Why does this all matter? Why should you care what my Starcraft 2 experience was like or where I ranked? Well, back in 1998-2000 I played the original Starcraft semi-religiously. I wasn’t bad at it. Since then, I’ve been playing video games in general for my entire life, including my fair share of real-time strategy games. I am not new to any of this. With all of that in mind, I was frequently obliterated in multiplayer, especially in 1v1 matches. The competition out there is not just insane, it’s downright asinine at times. With team play, you have margins for error and creativity; no match is the same twice and it’s always anyone’s game until one side absolutely decisively wins it. In one on one multiplayer, if you make a mistake, you’re done. If you don’t build your units and structures perfectly in the first three minutes of play, it’s over. If you forget to scout or build too many workers or forget to research or don’t adequately counter your opponent’s strategy with the ideal counter, you lose. It’s a brutal battlefield that’s suited to hardcore strategy enthusiasts and people that like to feel like automatons while playing games and it is absolutely unforgiving to new or casual players. If you are buying Starcraft 2 for the multiplayer, this is something that you absolutely must know, especially if you are new to Starcraft or to real-time strategy.
Now if you’re buying Starcraft 2: Wings of Liberty for the single player experience, carry on completely unabated. The single player campaign is as close to perfect as I have ever experienced in a real-time strategy game, with logical mission progression, enough challenge (through variable settings) to keep players of all skill levels coming back for more, and enough diversity to stay interesting up through the very end. The storyline feels like a high budget science fiction action movie, too, and you’ll often find yourself involved and motivated to keep going for just one more mission.
Starcraft 2: Wings of Liberty was reviewed with a promotional copy given to DigitalReviews.net for reviewing purposes. I completed the single player campaign on normal difficulty and spent two weeks on 1v1, 2v2, 3v3, and 4v4 human multiplayer modes, ranking Silver in the first three and Gold in 4v4, and several games on cooperative (versus computer) 2v2 and 3v3 modes.

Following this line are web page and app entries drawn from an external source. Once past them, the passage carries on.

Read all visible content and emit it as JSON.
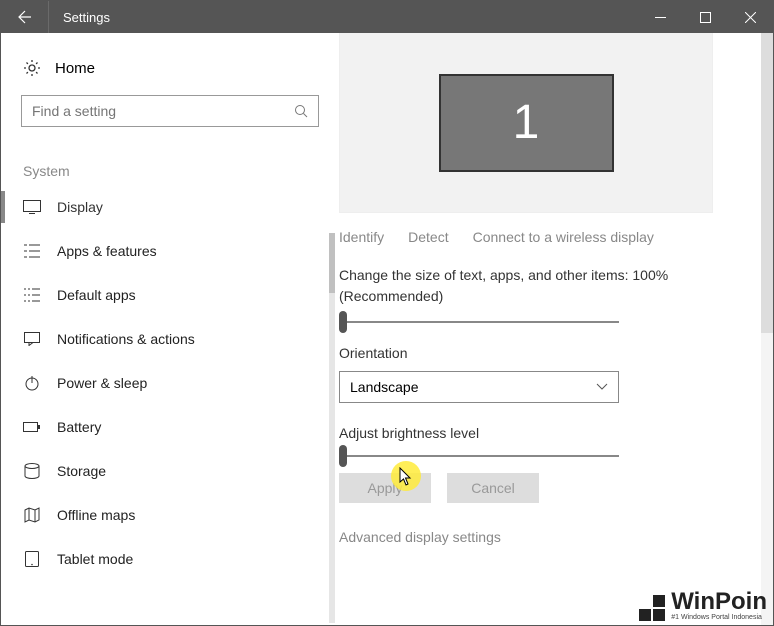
{
  "titlebar": {
    "title": "Settings"
  },
  "left": {
    "home": "Home",
    "search_placeholder": "Find a setting",
    "section": "System",
    "nav": [
      {
        "label": "Display"
      },
      {
        "label": "Apps & features"
      },
      {
        "label": "Default apps"
      },
      {
        "label": "Notifications & actions"
      },
      {
        "label": "Power & sleep"
      },
      {
        "label": "Battery"
      },
      {
        "label": "Storage"
      },
      {
        "label": "Offline maps"
      },
      {
        "label": "Tablet mode"
      }
    ]
  },
  "right": {
    "monitor_number": "1",
    "links": {
      "identify": "Identify",
      "detect": "Detect",
      "wireless": "Connect to a wireless display"
    },
    "scale_label": "Change the size of text, apps, and other items: 100% (Recommended)",
    "orientation_label": "Orientation",
    "orientation_value": "Landscape",
    "brightness_label": "Adjust brightness level",
    "apply": "Apply",
    "cancel": "Cancel",
    "advanced": "Advanced display settings"
  },
  "watermark": {
    "brand": "WinPoin",
    "tagline": "#1 Windows Portal Indonesia"
  }
}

Starcraft 2: Wings of Liberty is published by Blizzard and is available now for an MSRP of $59.99.